While baby showers are traditionally for celebrating moms-to-be, a couple’s baby shower can be a great way for both the expectant parents to join in the fun. After all, they might not have much time for socializing after their little one is born. If you’re throwing a shower for friends and want to go to the co-ed route, here are a few things to think about first:
Ask before you do anything.
Before going ahead with planning a co-ed shower, you should ask the mom-to-be if she’s okay with it, and if she says yes, ask the dad-to-be if he’d like to be there. Just because you think it’s a great idea doesn’t mean they will! Once they agree, make sure you keep the dad-to-be involved in the planning of the party and ask for his input for the invite list. If you’re going to invite him, it has to be his party, too.
Get yourself a co-host.
If you’ve never thrown a co-ed shower and aren’t sure how best to involve the men in the day’s activities, ask one of the dad-to-be’s friends to co-host with you. This can help get the guys on-side, and help you keep the party decorations and activities inclusive of the male, as well as female guests. If they have already had their own baby, even better!
Your co-host will also help you create a gift list that everyone can use. Try https://www.bitsybugboutique.com for great ideas.
Choose a theme that appeals.
If you’re planning a party for both expecting parents, you need to make sure your decorations, invitations, and other things appeal to both genders. The word ‘baby shower’ conjures up a particular set of images, so keeping your invites and theme gender-neutral can help both parents feel equally considered. A barbecue could work! You could also change the wording of your invitation to help the guys feel involved – perhaps by using the word ‘party’ instead of ‘shower’ or by making it explicit that this is an event for both parents and friends and family of both genders.
Reconsider traditional games.
Traditional baby shower games may send the guys running, so be sure to avoid any activities or games that alienate them. Try diaper decorating, a diaper relay race, or the classic shower game where everyone brings a baby photo of themselves for a game of ‘guess who.’ The guys may also be up for a round of ‘guess the baby food,’ where you ask guests to guess the flavor of an unmarked jar of baby food.
Rather than games and activities, you might want to throw a party that’s more focused on great food and drink as this is easy to make appealing to everyone. Offer a good mix of party food and hearty stuff, and sweet items and savory. That way, your bases are completely covered.
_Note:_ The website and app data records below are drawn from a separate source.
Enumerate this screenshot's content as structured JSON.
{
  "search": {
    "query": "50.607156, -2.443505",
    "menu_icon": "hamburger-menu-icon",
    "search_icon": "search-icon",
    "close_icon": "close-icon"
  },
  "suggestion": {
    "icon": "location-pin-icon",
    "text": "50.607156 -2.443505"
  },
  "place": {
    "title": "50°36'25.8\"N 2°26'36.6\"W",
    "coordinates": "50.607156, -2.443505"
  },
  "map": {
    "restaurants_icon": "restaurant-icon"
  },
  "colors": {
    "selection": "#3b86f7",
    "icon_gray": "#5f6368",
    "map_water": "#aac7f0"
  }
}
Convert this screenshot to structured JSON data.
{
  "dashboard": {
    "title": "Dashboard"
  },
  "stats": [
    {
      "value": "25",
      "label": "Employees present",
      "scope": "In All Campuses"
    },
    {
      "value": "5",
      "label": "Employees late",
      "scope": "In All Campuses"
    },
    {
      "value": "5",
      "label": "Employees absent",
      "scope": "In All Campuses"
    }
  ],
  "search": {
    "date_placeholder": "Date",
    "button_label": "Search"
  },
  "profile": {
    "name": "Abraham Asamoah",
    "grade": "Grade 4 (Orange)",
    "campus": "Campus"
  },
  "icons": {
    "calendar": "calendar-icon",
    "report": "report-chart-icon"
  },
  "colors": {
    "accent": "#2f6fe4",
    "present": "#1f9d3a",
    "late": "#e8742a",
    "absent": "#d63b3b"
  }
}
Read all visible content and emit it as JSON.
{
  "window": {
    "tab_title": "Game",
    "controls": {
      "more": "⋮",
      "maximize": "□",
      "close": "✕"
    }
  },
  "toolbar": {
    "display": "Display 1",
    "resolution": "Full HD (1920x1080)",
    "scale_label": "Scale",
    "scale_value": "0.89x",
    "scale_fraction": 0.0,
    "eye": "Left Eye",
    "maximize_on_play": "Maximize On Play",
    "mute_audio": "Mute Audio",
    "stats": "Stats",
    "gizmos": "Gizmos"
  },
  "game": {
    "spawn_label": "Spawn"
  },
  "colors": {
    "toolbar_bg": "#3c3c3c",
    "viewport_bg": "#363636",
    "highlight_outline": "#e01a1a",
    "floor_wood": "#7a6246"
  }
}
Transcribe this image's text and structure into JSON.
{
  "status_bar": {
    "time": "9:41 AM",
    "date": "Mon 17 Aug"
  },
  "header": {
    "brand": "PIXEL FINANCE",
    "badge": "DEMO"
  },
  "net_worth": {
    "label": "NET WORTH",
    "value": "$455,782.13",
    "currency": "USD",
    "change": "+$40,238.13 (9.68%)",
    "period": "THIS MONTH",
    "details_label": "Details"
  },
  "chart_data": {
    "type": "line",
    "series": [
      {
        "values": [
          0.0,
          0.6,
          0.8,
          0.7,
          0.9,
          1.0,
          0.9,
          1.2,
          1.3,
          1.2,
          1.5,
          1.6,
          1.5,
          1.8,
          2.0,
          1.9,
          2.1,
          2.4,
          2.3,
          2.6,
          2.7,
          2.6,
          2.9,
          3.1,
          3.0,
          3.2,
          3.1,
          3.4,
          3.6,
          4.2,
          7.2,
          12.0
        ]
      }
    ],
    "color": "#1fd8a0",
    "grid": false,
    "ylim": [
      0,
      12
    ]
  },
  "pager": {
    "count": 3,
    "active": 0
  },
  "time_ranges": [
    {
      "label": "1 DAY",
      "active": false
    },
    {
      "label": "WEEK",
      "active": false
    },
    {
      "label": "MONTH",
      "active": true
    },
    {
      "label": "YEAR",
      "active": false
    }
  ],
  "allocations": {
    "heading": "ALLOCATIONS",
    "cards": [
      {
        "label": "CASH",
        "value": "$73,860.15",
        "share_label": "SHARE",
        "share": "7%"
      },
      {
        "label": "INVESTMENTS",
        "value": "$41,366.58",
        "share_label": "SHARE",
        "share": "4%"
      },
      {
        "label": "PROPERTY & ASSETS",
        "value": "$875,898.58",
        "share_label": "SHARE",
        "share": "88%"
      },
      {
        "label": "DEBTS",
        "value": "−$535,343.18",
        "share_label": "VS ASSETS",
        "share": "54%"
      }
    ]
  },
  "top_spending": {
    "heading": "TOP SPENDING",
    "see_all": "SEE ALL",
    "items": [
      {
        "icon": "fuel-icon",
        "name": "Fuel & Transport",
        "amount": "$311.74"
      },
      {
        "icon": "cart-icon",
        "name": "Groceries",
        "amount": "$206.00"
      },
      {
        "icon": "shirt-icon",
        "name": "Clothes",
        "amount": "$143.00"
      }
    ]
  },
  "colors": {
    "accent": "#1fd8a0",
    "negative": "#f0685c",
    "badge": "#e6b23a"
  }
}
If you’re sending your guests home with a party favor, make sure these are also gender-neutral. Try a food item, a mix CD, or vouchers. Also, a personal touch is always a great idea!